I have been fascinated by birds since I was a young girl, so it seemed particularly appealing to me to engage in research that allowed me to ask broadly important questions (e.g., about conservation and evolution) in avian study systems. I have now shifted out of focused scientific research but continue to use my expertise to advise and dabble in projects while focusing on communicating scientific research and teaching STEMM lecturers how to be better educators.
I studied the impacts of anthropogenic disturbance on avian behaviour and breeding success. Originally, I explored whether disturbances affected time budgets (especially foraging and chick care) and whether this, in turn, impacted fitness. I then focused on the influence of noise on vocalisations to see whether birds altered their songs as a result of noise, and whether this affected their ability to attract good mates and successfully produce offspring. I have also conducted research on the importance of wildlife in cultures around the world; for example, I have explored the role of birds in art and the ‘cultural history’ of flamingos (the latter in a volume for Reaktion Books’ Animal Series). Now that I am more focused on education, I am conducting research on doctoral supervision practices and on the role of storytelling in (particularly STEMM) outreach and science communication.
The work I engage in–the scientific research, the science communication, and the pedagogical research–are all focused on creating an environment in which everyone has equal access to information so that they can be critically reflective and make good decisions. This applies equally to, say, being aware that traffic and loud noises can harm breeding bird populations; learning more about a rare species that is wonderful in its own right but also could influence the future of human medicine; and thinking about how to create an inclusive educational atmosphere that is conducive to retaining a range of researchers who can bring their diverse perspectives to bear on the greatest scientific challenges. I have always felt that access to information, and knowledge of how to critically engage with that information, is key to making wise decisions. Now more than ever, I think this is something that the lay public craves and needs.

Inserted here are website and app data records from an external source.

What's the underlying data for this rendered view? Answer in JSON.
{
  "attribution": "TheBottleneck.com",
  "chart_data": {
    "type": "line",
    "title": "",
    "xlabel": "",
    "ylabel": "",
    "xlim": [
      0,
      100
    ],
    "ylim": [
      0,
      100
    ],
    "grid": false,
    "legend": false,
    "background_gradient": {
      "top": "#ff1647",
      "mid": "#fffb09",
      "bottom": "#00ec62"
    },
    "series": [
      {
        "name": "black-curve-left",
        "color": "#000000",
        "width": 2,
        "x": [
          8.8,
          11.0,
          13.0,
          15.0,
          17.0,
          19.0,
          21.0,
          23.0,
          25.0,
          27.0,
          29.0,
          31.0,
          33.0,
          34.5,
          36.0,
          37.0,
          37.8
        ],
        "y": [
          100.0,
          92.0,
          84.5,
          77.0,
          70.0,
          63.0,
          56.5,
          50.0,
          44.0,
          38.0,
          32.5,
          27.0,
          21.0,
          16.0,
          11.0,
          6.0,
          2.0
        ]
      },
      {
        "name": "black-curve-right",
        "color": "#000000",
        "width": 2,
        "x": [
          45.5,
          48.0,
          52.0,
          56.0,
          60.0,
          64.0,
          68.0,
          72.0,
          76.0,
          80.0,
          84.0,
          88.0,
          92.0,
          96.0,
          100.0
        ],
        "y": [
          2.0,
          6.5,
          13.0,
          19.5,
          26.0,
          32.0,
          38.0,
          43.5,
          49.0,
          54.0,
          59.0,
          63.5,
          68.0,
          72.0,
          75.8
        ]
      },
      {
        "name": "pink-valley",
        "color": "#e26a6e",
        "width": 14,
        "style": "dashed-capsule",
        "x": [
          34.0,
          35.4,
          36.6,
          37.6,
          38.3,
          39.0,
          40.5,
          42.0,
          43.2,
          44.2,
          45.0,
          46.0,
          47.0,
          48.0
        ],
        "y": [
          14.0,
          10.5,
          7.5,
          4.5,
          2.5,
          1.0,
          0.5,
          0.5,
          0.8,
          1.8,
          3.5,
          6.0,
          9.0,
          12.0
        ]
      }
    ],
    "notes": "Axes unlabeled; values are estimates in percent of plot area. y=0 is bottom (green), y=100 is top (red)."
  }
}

Because of my background in not just science but also marketing/communications and writing, I am often asked to hold workshops for academics and students who want to improve their communications and outreach skills or even make a career change. I have developed educational activities to support writing, editing, publishing, organisation of sci-comm events, and use of digital platforms. I have founded a number of science outreach efforts and supported students in their efforts to do the same. I hosted a science-themed radio show for two years and run two blogs (though I haven’t updated them for quite a while because I’ve been distracted by other projects!). I write science/nature articles for lay publications, including Current Conservation, of which I am also an editor.
I am an avid reader (particularly sci-fi and fantasy, poetry, and history), a musician (piano, tin whistle, singing), an athlete (a retired heptathlete now focusing on hiking, biking, pilates, yoga, and tai chi), a needleworker (preferring crochet to knitting), a gamer, a birdwatcher, and a photographer.
There is nothing I like better than exploring the outdoors, so an ideal day off for me would involve a long hike during which I could watch birds, take photographs, and maybe see some old ruins. Once I’d stretched my legs sufficiently, I’d return home to relax with some reading (right now I am making my way through all of Iain M Banks) or video gaming (probably Skyrim, which I officially finished ages ago but keep returning to).
Please welcome Caitlin to Real Scientists!